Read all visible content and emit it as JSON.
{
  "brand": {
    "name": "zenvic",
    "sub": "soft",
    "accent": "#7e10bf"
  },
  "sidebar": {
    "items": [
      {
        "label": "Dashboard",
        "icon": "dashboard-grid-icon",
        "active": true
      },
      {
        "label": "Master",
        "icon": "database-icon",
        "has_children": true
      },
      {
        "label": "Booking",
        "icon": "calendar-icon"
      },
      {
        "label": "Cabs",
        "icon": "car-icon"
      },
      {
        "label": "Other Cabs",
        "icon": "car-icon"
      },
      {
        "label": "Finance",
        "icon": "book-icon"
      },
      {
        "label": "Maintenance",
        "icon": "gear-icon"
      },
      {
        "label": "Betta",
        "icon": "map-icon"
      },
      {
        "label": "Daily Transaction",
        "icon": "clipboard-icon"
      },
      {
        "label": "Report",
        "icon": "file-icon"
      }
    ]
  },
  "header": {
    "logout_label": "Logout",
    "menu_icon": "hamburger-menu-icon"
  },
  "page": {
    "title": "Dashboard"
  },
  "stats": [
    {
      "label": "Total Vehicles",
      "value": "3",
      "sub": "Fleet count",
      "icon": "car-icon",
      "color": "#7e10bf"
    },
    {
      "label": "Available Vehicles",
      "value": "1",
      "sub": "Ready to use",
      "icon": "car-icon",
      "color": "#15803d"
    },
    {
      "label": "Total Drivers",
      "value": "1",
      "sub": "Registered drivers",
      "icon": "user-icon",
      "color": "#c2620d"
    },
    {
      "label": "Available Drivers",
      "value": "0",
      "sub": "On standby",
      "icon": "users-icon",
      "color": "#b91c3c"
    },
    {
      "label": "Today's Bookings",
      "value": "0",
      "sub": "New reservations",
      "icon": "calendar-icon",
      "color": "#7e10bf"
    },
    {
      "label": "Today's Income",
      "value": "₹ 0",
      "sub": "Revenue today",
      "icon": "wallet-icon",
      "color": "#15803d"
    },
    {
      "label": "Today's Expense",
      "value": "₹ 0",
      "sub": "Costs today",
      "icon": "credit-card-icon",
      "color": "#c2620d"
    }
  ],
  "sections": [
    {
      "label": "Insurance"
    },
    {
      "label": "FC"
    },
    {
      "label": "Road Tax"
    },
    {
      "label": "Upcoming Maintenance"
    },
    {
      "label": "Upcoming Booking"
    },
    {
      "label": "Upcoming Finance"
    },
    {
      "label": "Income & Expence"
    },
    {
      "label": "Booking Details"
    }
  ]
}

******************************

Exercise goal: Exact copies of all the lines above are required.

Result below:
Read all visible content and emit it as JSON.
{
  "brand": {
    "name": "zenvic",
    "sub": "soft",
    "accent": "#7e10bf"
  },
  "sidebar": {
    "items": [
      {
        "label": "Dashboard",
        "icon": "dashboard-grid-icon",
        "active": true
      },
      {
        "label": "Master",
        "icon": "database-icon",
        "has_children": true
      },
      {
        "label": "Booking",
        "icon": "calendar-icon"
      },
      {
        "label": "Cabs",
        "icon": "car-icon"
      },
      {
        "label": "Other Cabs",
        "icon": "car-icon"
      },
      {
        "label": "Finance",
        "icon": "book-icon"
      },
      {
        "label": "Maintenance",
        "icon": "gear-icon"
      },
      {
        "label": "Betta",
        "icon": "map-icon"
      },
      {
        "label": "Daily Transaction",
        "icon": "clipboard-icon"
      },
      {
        "label": "Report",
        "icon": "file-icon"
      }
    ]
  },
  "header": {
    "logout_label": "Logout",
    "menu_icon": "hamburger-menu-icon"
  },
  "page": {
    "title": "Dashboard"
  },
  "stats": [
    {
      "label": "Total Vehicles",
      "value": "3",
      "sub": "Fleet count",
      "icon": "car-icon",
      "color": "#7e10bf"
    },
    {
      "label": "Available Vehicles",
      "value": "1",
      "sub": "Ready to use",
      "icon": "car-icon",
      "color": "#15803d"
    },
    {
      "label": "Total Drivers",
      "value": "1",
      "sub": "Registered drivers",
      "icon": "user-icon",
      "color": "#c2620d"
    },
    {
      "label": "Available Drivers",
      "value": "0",
      "sub": "On standby",
      "icon": "users-icon",
      "color": "#b91c3c"
    },
    {
      "label": "Today's Bookings",
      "value": "0",
      "sub": "New reservations",
      "icon": "calendar-icon",
      "color": "#7e10bf"
    },
    {
      "label": "Today's Income",
      "value": "₹ 0",
      "sub": "Revenue today",
      "icon": "wallet-icon",
      "color": "#15803d"
    },
    {
      "label": "Today's Expense",
      "value": "₹ 0",
      "sub": "Costs today",
      "icon": "credit-card-icon",
      "color": "#c2620d"
    }
  ],
  "sections": [
    {
      "label": "Insurance"
    },
    {
      "label": "FC"
    },
    {
      "label": "Road Tax"
    },
    {
      "label": "Upcoming Maintenance"
    },
    {
      "label": "Upcoming Booking"
    },
    {
      "label": "Upcoming Finance"
    },
    {
      "label": "Income & Expence"
    },
    {
      "label": "Booking Details"
    }
  ]
}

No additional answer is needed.